Check every line in the records below for the word "Output" and report how many have it, nothing more.

PROVIDED RECORDS:
·····

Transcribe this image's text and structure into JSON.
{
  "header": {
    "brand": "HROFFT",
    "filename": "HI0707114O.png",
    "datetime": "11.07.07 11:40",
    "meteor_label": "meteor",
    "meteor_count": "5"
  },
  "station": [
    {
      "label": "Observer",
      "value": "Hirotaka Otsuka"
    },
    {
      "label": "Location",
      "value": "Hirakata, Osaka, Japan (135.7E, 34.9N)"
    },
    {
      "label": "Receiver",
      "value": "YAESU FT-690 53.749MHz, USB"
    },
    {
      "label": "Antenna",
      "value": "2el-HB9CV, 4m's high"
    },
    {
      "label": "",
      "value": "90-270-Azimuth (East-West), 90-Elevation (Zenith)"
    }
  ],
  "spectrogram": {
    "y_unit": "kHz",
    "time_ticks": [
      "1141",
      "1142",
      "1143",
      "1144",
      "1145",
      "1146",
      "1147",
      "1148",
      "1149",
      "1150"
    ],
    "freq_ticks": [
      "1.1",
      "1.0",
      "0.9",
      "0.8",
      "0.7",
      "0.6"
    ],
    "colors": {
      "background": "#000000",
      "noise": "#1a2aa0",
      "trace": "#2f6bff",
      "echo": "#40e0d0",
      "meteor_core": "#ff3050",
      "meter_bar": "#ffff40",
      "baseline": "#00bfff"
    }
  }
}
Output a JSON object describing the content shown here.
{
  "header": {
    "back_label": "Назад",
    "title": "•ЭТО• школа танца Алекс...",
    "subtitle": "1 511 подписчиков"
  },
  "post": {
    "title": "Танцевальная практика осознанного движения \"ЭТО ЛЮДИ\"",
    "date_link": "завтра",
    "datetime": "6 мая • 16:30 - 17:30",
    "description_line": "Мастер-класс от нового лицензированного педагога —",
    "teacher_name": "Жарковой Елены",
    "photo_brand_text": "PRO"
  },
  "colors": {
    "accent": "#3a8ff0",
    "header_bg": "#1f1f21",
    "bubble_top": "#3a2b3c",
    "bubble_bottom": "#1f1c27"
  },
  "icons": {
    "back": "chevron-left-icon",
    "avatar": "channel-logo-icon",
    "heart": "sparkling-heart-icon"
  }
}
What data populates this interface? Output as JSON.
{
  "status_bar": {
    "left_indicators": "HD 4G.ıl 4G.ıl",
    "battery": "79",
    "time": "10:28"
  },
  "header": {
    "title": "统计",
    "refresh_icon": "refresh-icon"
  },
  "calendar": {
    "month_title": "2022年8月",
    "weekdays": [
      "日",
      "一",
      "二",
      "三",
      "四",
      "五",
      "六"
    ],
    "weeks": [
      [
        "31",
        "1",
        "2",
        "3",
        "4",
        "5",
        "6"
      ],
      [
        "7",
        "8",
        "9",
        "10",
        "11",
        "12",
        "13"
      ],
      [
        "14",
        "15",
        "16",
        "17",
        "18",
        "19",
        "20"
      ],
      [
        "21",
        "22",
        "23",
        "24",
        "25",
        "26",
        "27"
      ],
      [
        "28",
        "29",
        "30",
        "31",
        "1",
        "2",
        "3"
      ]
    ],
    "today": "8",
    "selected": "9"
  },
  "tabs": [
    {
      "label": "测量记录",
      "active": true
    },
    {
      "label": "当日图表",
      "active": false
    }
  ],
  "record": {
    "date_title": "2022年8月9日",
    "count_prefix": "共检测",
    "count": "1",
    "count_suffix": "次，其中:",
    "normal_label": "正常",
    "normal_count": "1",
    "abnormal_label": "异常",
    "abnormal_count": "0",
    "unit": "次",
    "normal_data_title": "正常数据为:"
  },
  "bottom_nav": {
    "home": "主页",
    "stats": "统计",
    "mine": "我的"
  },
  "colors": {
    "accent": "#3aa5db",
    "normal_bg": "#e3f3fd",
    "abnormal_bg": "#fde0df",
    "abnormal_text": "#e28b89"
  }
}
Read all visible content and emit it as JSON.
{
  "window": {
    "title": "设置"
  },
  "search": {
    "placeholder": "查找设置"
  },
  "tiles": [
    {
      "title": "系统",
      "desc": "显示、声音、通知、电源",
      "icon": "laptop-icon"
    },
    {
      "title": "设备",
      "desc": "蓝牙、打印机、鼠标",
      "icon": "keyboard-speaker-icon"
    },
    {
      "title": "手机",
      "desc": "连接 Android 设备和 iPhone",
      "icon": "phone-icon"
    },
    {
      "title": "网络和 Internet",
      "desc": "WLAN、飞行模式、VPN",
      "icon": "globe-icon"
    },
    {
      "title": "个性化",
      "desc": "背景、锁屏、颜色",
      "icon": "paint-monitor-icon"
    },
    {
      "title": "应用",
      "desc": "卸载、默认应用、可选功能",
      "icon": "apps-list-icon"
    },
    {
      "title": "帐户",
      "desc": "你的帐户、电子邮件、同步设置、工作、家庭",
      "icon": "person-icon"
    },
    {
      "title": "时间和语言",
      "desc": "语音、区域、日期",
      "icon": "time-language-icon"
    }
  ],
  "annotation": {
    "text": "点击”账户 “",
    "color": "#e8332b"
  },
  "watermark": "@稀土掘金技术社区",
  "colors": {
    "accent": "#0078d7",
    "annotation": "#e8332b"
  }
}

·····

RESULT BELOW: 2